• What you will do: Go through the data below and return each line containing the word "your".

• Data records for software interfaces:
══════
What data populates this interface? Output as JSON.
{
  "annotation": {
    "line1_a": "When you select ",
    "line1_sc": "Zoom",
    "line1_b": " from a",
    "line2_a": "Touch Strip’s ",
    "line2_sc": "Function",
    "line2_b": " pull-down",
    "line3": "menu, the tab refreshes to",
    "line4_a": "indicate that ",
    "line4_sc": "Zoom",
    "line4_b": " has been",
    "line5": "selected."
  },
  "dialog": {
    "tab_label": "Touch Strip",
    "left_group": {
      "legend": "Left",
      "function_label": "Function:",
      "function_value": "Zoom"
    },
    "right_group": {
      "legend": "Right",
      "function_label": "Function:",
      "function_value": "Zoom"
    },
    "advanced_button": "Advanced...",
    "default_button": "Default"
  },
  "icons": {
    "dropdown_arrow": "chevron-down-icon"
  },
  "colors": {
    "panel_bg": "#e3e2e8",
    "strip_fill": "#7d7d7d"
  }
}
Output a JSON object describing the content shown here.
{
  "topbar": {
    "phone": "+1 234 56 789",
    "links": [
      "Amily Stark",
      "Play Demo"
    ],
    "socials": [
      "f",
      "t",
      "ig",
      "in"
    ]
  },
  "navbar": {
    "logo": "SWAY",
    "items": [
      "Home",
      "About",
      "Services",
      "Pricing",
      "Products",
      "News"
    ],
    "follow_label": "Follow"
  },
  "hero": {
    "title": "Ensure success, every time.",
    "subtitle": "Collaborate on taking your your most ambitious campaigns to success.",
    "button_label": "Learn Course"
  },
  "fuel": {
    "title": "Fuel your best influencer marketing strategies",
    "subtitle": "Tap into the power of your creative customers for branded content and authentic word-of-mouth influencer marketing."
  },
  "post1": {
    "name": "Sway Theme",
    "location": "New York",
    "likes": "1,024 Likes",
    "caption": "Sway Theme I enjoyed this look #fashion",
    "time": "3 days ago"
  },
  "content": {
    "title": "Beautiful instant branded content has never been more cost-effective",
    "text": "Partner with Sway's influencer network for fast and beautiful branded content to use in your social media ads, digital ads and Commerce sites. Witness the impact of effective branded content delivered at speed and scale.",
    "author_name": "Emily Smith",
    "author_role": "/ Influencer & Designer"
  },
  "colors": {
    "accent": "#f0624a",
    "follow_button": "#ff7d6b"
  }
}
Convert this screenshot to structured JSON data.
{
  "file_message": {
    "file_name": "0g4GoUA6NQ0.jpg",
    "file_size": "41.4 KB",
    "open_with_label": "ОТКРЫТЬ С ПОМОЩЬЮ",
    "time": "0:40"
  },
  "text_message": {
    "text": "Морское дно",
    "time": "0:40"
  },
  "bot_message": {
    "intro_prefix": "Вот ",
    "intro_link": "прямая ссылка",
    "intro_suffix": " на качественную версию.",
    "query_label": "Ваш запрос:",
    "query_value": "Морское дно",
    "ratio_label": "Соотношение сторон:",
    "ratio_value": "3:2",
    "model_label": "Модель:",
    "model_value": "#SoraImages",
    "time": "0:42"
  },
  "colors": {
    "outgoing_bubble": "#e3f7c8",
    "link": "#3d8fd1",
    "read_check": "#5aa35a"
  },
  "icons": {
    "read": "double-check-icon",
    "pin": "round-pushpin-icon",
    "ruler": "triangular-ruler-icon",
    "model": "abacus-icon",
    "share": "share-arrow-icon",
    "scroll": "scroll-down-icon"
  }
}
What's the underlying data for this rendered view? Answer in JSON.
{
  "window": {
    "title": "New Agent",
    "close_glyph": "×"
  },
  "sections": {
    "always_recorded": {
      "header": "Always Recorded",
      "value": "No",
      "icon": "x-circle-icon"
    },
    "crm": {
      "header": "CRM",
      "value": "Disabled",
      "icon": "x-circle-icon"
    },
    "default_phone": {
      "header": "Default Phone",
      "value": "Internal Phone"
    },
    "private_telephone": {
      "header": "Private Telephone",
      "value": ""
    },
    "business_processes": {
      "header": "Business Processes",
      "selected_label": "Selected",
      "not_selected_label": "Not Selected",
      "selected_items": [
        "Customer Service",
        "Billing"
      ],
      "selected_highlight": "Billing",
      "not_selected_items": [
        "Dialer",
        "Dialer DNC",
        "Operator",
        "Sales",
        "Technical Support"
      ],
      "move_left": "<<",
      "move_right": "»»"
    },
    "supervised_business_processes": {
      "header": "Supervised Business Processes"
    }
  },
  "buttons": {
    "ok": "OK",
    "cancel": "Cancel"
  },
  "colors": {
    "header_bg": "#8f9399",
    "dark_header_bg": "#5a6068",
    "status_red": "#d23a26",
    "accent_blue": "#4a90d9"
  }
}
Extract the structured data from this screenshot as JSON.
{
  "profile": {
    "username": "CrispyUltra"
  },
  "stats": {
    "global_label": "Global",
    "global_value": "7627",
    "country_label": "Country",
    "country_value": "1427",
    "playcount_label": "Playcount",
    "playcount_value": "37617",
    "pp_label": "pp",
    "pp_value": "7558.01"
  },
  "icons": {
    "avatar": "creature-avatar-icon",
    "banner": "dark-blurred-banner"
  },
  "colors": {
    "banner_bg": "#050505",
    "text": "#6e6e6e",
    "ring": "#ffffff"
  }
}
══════
• Exercise response:
    "subtitle": "Collaborate on taking your your most ambitious campaigns to success.",
    "title": "Fuel your best influencer marketing strategies",
    "subtitle": "Tap into the power of your creative customers for branded content and authentic word-of-mouth influencer marketing."
    "text": "Partner with Sway's influencer network for fast and beautiful branded content to use in your social media ads, digital ads and Commerce sites. Witness the impact of effective branded content delivered at speed and scale.",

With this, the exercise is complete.